** Data extract **
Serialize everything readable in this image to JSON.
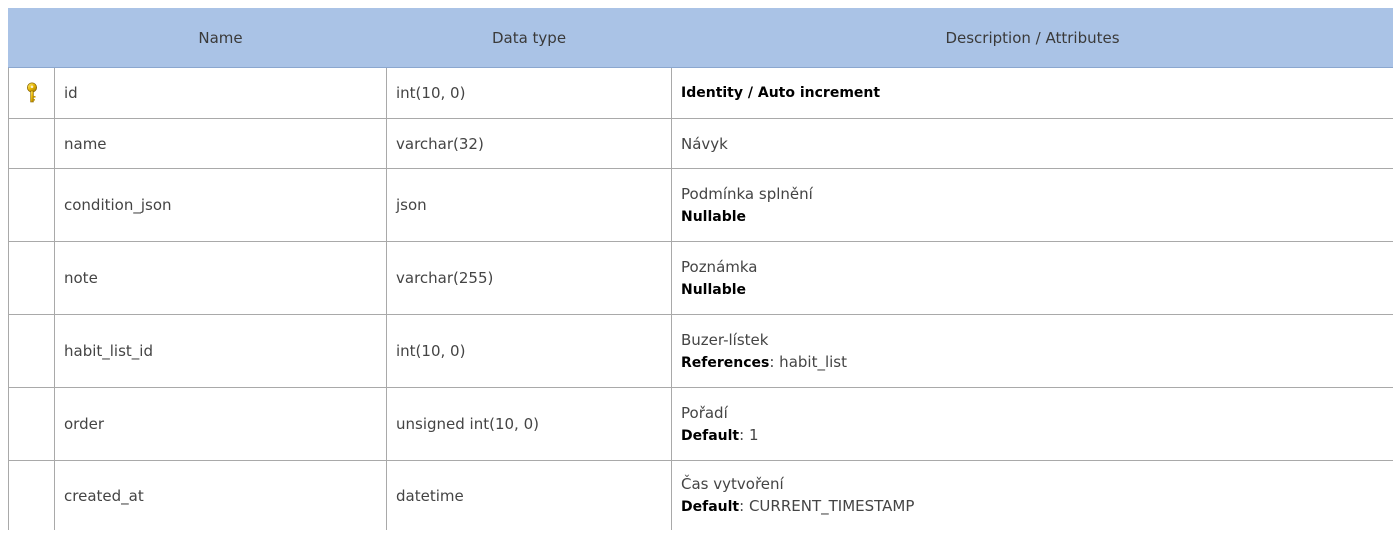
{
  "header": {
    "name": "Name",
    "data_type": "Data type",
    "description": "Description / Attributes"
  },
  "rows": [
    {
      "key_icon": "primary-key-icon",
      "name": "id",
      "type": "int(10, 0)",
      "description": "",
      "attr_label": "Identity / Auto increment",
      "attr_value": ""
    },
    {
      "name": "name",
      "type": "varchar(32)",
      "description": "Návyk"
    },
    {
      "name": "condition_json",
      "type": "json",
      "description": "Podmínka splnění",
      "attr_label": "Nullable",
      "attr_value": ""
    },
    {
      "name": "note",
      "type": "varchar(255)",
      "description": "Poznámka",
      "attr_label": "Nullable",
      "attr_value": ""
    },
    {
      "name": "habit_list_id",
      "type": "int(10, 0)",
      "description": "Buzer-lístek",
      "attr_label": "References",
      "attr_value": ": habit_list"
    },
    {
      "name": "order",
      "type": "unsigned int(10, 0)",
      "description": "Pořadí",
      "attr_label": "Default",
      "attr_value": ": 1"
    },
    {
      "name": "created_at",
      "type": "datetime",
      "description": "Čas vytvoření",
      "attr_label": "Default",
      "attr_value": ": CURRENT_TIMESTAMP"
    }
  ],
  "colors": {
    "header_bg": "#aac3e6",
    "border": "#a9a9a9",
    "key_icon": "#e6b400"
  }
}
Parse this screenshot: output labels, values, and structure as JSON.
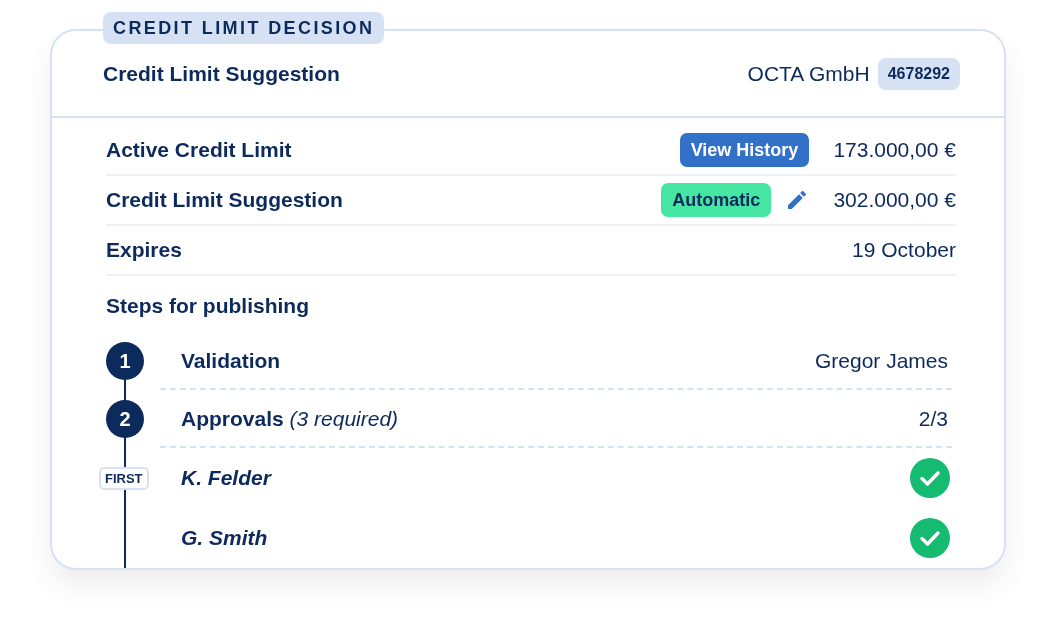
{
  "section_label": "CREDIT LIMIT DECISION",
  "header": {
    "title": "Credit Limit Suggestion",
    "company": "OCTA GmbH",
    "company_id": "4678292"
  },
  "fields": [
    {
      "label": "Active Credit Limit",
      "action": {
        "kind": "button",
        "text": "View History"
      },
      "value": "173.000,00 €"
    },
    {
      "label": "Credit Limit Suggestion",
      "action": {
        "kind": "tag",
        "text": "Automatic"
      },
      "editable": true,
      "value": "302.000,00 €"
    },
    {
      "label": "Expires",
      "value": "19 October"
    }
  ],
  "steps_title": "Steps for publishing",
  "steps": [
    {
      "number": "1",
      "title": "Validation",
      "value": "Gregor James"
    },
    {
      "number": "2",
      "title": "Approvals",
      "note": "(3 required)",
      "value": "2/3"
    }
  ],
  "approvers": [
    {
      "name": "K. Felder",
      "marker": "FIRST",
      "approved": true
    },
    {
      "name": "G. Smith",
      "approved": true
    }
  ]
}
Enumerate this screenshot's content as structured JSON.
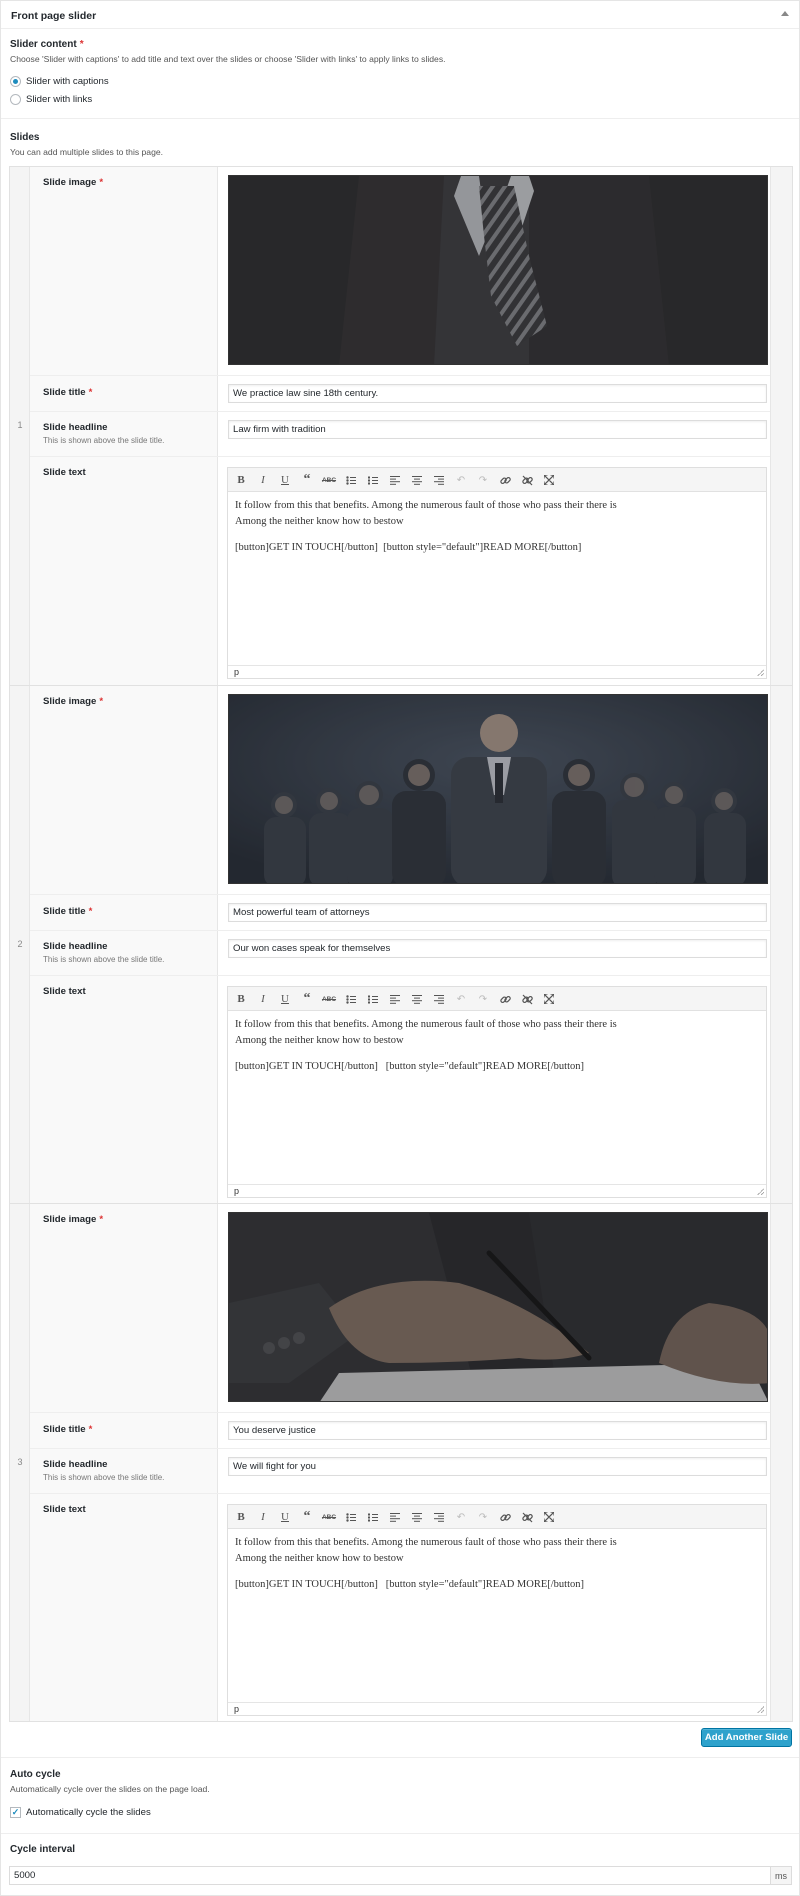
{
  "panel": {
    "title": "Front page slider"
  },
  "slider_content": {
    "label": "Slider content",
    "required_mark": "*",
    "description": "Choose 'Slider with captions' to add title and text over the slides or choose 'Slider with links' to apply links to slides.",
    "options": [
      {
        "label": "Slider with captions",
        "selected": true
      },
      {
        "label": "Slider with links",
        "selected": false
      }
    ]
  },
  "slides": {
    "label": "Slides",
    "description": "You can add multiple slides to this page.",
    "image_label": "Slide image",
    "title_label": "Slide title",
    "headline_label": "Slide headline",
    "headline_desc": "This is shown above the slide title.",
    "text_label": "Slide text",
    "required_mark": "*",
    "editor_path": "p",
    "items": [
      {
        "number": "1",
        "image": "dark-tie-suit",
        "title": "We practice law sine 18th century.",
        "headline": "Law firm with tradition",
        "text_line1": "It follow from this that benefits. Among the numerous fault of those who pass their there is",
        "text_line2": "Among the neither know how to bestow",
        "text_line3": "[button]GET IN TOUCH[/button]  [button style=\"default\"]READ MORE[/button]"
      },
      {
        "number": "2",
        "image": "team-of-attorneys",
        "title": "Most powerful team of attorneys",
        "headline": "Our won cases speak for themselves",
        "text_line1": "It follow from this that benefits. Among the numerous fault of those who pass their there is",
        "text_line2": "Among the neither know how to bestow",
        "text_line3": "[button]GET IN TOUCH[/button]   [button style=\"default\"]READ MORE[/button]"
      },
      {
        "number": "3",
        "image": "hand-signing",
        "title": "You deserve justice",
        "headline": "We will fight for you",
        "text_line1": "It follow from this that benefits. Among the numerous fault of those who pass their there is",
        "text_line2": "Among the neither know how to bestow",
        "text_line3": "[button]GET IN TOUCH[/button]   [button style=\"default\"]READ MORE[/button]"
      }
    ],
    "add_button": "Add Another Slide"
  },
  "auto_cycle": {
    "label": "Auto cycle",
    "description": "Automatically cycle over the slides on the page load.",
    "checkbox_label": "Automatically cycle the slides",
    "checked": true
  },
  "cycle_interval": {
    "label": "Cycle interval",
    "value": "5000",
    "unit": "ms"
  },
  "colors": {
    "accent": "#2ea2cc",
    "required": "#dc3232"
  }
}
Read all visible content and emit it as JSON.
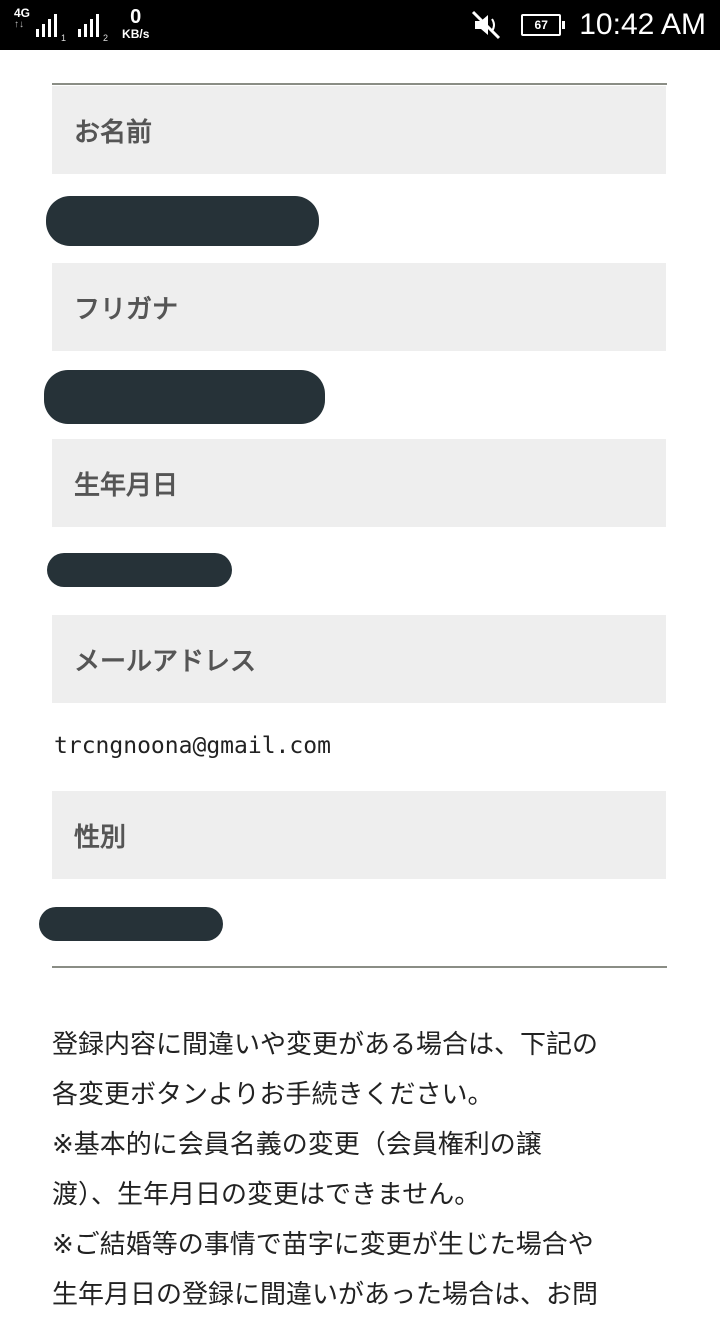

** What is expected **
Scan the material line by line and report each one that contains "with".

** Task response **
    "description": "Choose 'Slider with captions' to add title and text over the slides or choose 'Slider with links' to apply links to slides.",
        "label": "Slider with captions",
        "label": "Slider with links",
        "headline": "Law firm with tradition",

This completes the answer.